Ok, so you’ve made a data-driven and goal-oriented decision about where you want to focus. Now you need hypotheses to inform which elements you want to test and the metrics you will use to measure performance and help make design recommendations off the back of your experiments.
A hypothesis is a prediction you make before running a test and help you identify what exactly you’re looking to learn from it. Your hypotheses should consist of a variable, a result and rationale - they might look like the following:
- If we change the colour of the newsletter call-to-action button from blue to red we will see an uplift in conversions because it is will be more prominent to users
- If we move our showreel video on the homepage above the fold we will see an increase in session duration because interactive media engages users for longer
- If we include more emotive copy in the introductory paragraph we will increase the average scroll depth because users will develop a connection with the content and want to read more
The A, the B, the tomayto, the tomahto; variations refer to the changes you make to test against your hypotheses. Make sure to limit your changes to one per test so that you can identify what is contributing to differences in the performance of variant A and B. This makes it easier to make conclusions and the recommendations you make later on. Take a look at the ‘variables’ within the hypotheses above to get an idea of the type of variations you might test and don’t forget to keep key Usability Principles in mind when choosing your variants.

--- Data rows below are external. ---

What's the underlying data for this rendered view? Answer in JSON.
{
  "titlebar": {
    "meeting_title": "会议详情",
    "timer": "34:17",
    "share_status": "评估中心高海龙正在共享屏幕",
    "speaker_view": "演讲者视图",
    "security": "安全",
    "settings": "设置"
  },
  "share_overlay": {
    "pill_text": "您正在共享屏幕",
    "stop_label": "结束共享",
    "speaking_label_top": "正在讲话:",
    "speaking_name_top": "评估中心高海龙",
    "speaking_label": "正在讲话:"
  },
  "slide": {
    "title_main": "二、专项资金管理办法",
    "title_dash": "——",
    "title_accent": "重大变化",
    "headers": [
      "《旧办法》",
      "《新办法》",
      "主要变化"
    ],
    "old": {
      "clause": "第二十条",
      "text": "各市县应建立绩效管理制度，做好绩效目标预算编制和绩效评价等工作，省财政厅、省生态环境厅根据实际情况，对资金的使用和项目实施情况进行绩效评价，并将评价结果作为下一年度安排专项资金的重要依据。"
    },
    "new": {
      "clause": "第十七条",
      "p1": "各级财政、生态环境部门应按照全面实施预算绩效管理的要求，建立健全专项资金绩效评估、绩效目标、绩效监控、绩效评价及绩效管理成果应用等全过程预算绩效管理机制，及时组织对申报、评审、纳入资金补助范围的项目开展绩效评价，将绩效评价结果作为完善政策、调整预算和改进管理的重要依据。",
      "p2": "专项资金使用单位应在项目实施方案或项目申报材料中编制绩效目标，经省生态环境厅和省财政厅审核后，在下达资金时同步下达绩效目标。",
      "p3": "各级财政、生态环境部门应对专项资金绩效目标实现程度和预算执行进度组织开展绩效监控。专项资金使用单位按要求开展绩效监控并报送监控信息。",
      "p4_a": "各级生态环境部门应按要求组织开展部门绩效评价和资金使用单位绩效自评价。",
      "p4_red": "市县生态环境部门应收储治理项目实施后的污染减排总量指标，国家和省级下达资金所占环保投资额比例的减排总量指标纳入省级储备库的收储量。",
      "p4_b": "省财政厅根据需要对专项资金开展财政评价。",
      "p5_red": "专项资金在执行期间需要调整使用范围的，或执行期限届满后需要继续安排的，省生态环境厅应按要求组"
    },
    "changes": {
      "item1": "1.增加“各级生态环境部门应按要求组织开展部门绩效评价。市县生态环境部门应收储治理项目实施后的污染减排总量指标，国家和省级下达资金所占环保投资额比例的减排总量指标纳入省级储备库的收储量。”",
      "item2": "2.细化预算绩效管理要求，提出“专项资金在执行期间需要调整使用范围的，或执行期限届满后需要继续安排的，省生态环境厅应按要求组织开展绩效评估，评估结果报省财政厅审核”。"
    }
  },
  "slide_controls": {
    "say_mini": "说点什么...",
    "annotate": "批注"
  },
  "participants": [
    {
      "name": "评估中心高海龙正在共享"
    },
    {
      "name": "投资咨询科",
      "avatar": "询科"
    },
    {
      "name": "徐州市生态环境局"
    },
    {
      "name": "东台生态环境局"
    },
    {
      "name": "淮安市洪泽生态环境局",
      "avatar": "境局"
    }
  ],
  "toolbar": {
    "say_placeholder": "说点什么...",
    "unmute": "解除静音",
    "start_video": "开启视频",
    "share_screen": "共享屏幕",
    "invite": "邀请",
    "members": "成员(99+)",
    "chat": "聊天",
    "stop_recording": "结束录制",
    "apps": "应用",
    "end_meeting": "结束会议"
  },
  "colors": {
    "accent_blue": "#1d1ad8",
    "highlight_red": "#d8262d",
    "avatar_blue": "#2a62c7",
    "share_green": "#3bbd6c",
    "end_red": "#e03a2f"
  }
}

You’re getting ready to hit start and run your test, but you're questioning how long to run your test for. Well, meet our new catchphrase - ‘It depends!’ This is because every website is different, especially in terms of the amount of traffic they get. To this end, duration matters much less than statistical significance. If your site sees a substantial amount of traffic within a small period of time, you might collect enough data to establish statistical significance. In other words, enough data to trust that it is representative of your audience in general. But remember it works the other way around too!
The results are in and last but by all means not least it’s time for some analysis. Which variant has performed best? Well, luckily we can simply return to our initial hypothesis to find out if it has been proved or disproved. Whichever side the results fall, there is an opportunity to learn and iterate on past tests. Whether you identify the variant you want to implement going forward or you need to rethink your hypothesis, this is the learning part of a ‘test and learn’ strategy and it’s all part of the fun. Look back at the decisions you’ve made whilst planning your A/B test and determine can you glean from the test results to inform future iterations to continue to optimise your site time after time.
We know that A/B Testing is not a solve-all for every digital experience out there, but it sure is a simple, cost-efficient and evidence-based method to gain a quick understanding of a challenge or question you have. It enables you to test your assumptions and make impactful decisions which ultimately improve the user experience, positively impact your bottom line and elevate your business above the competition.
Drop us a line at email@example.com and speak to a member of the team to find out how we can help you optimise your site for conversions.